Does it sound like I’m obsessed? I am. I freely admit it. People who know me will confirm that. But the term foodie has some nasty connotations, so I’d like to clarify my obsession.
Maybe I’ll find some kindred spirits in the process. (Feel free to send me a message if this column speaks to you. We can meet for pastry and geek out together.)
The word foodie is, by nature, diminutive. I chose gourmand years ago because it had more dignity. it referred to my love for food in all its forms, not just the refined world of the gourmet. A gourmand is not as indulgent or slovenly as a glutton, rather more passionate and enthusiastic.
Once social media opened up and people began taking pictures of all their food, anyone who liked a food trend became a foodie. Being a foodie was as simple as having an interest in food or eating as a hobby, instead of as a necessity.

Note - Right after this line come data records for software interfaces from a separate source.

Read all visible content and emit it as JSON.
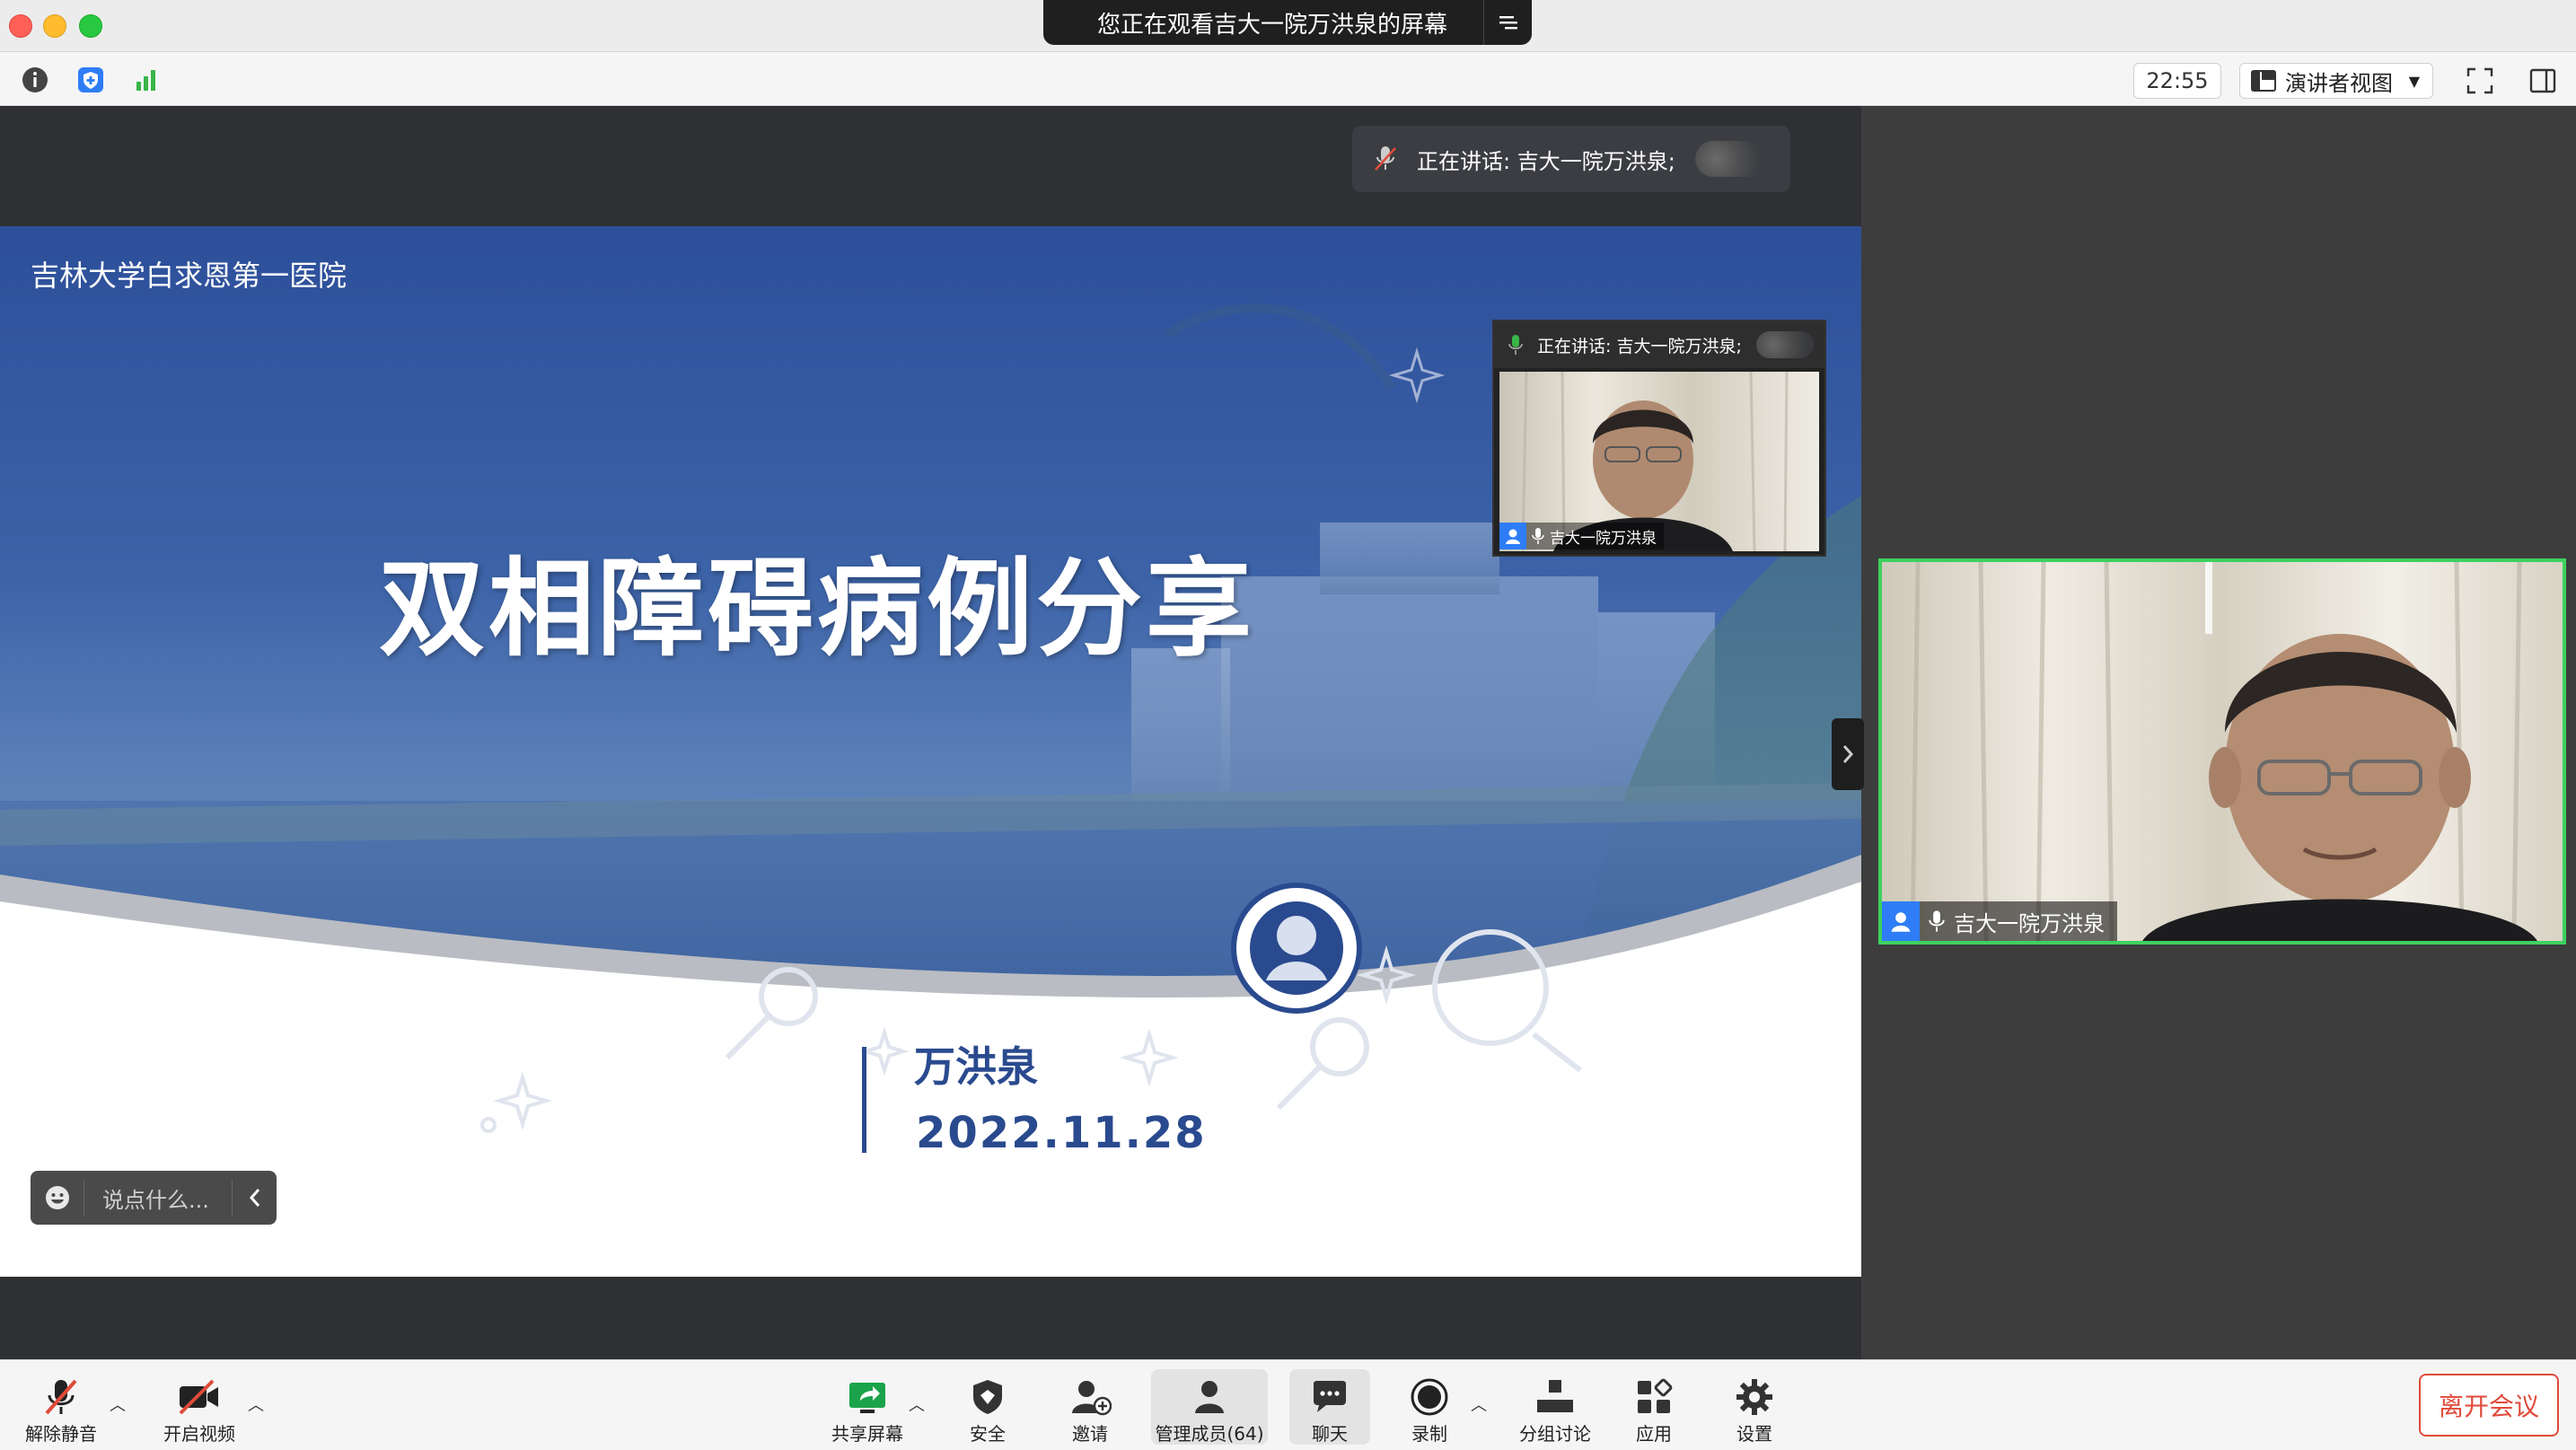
{
  "window": {
    "share_banner": "您正在观看吉大一院万洪泉的屏幕",
    "menu_icon": "list-menu-icon"
  },
  "toolbar": {
    "info_icon": "info-icon",
    "security_icon": "shield-icon",
    "signal_icon": "signal-bars-icon",
    "clock": "22:55",
    "view_mode": "演讲者视图",
    "fullscreen_icon": "fullscreen-icon",
    "sidebar_icon": "sidebar-toggle-icon"
  },
  "share": {
    "speaking_label": "正在讲话: 吉大一院万洪泉;"
  },
  "slide": {
    "hospital_name": "吉林大学白求恩第一医院",
    "title": "双相障碍病例分享",
    "presenter": "万洪泉",
    "date": "2022.11.28"
  },
  "chat": {
    "placeholder": "说点什么..."
  },
  "mini_video": {
    "speaking_label": "正在讲话: 吉大一院万洪泉;",
    "name": "吉大一院万洪泉"
  },
  "main_video": {
    "name": "吉大一院万洪泉"
  },
  "controls": {
    "unmute": "解除静音",
    "start_video": "开启视频",
    "share_screen": "共享屏幕",
    "security": "安全",
    "invite": "邀请",
    "participants": "管理成员(64)",
    "chat": "聊天",
    "record": "录制",
    "breakout": "分组讨论",
    "apps": "应用",
    "settings": "设置",
    "leave": "离开会议"
  },
  "colors": {
    "accent_blue": "#2e7df6",
    "speaker_border": "#3ed15f",
    "leave_red": "#e04a3a",
    "slide_blue": "#2d4f9a"
  }
}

A gourmand eats out of enthusiasm and interest. Does that make it a hobby? While I have been known to eat too much and to work out for the sake of being able to indulge more often, I seek to enjoy food in all its forms. I am all about understanding how edible things grow, respecting how farmers propagate them and applauding how the hardworking folks in food and drink service turn ingredients into finished foods and drinks.
I savour every last morsel I consume. As a gourmand, I would rather skip a meal than wolf one down in my car. Even fast food deserves to be given proper attention. This also speaks to the surroundings we have when we eat. Ideally, one should at least eat in a pleasant environment, especially if one doesn’t have company with whom they can enjoy a meal.
I realize most people don’t have the interest level I do. I have no expectations of other diners, except that they arrive hungry if they accept my invitation for a meal. I know some folks eat to live—sustenance is all that concerns them when it comes to food. That’s fine by me.
I do hope to encourage people to taste new dishes, grow new edibles in their garden or cook new recipes if that’s where their interest lies. As a gourmand it is in my nature to share, whether it is food or ideas.
So, are there any folks out there who might like to do a recipe swap this holiday season? Or perhaps a cookie or canning exchange? Is anyone else staring at a pantry that has items aching to be tasted by new tastebuds?
If that sounds like you, contact me at this special email address [email protected]. I will reply to everyone and if we have enough people, we will organize a community exchange.
To the rest of you out there, thank you for putting up with my indulgences each week. I value your readership as well.
If there is something particularly interesting to you in the food and drink realm you think I should write about, please click on the contact link and let me know. I promise to consider every suggestion seriously.
As the season of indulgence begins, I wish all of you a healthy and happy time.
I’ll close with the three best things I have learned in my years as a dedicated gourmand:
1. Our tastebuds grow throughout our lives, just like our hair and fingernails. So encourage your kids to keep tasting things, and give that vegetable you don’t like another try.
2. When growing a garden (especially one with heirloom seeds and compost), remember that a weed is any plant growing where you don’t want it. Pull it out, before it takes over.
3. There is nothing as wonderful as a group of people gathered around a table for the simple common purpose of enjoying a meal. Let them dig in and watch relationships blossom.
This article is written by or on behalf of an outsourced columnist and does not necessarily reflect the views of Castanet.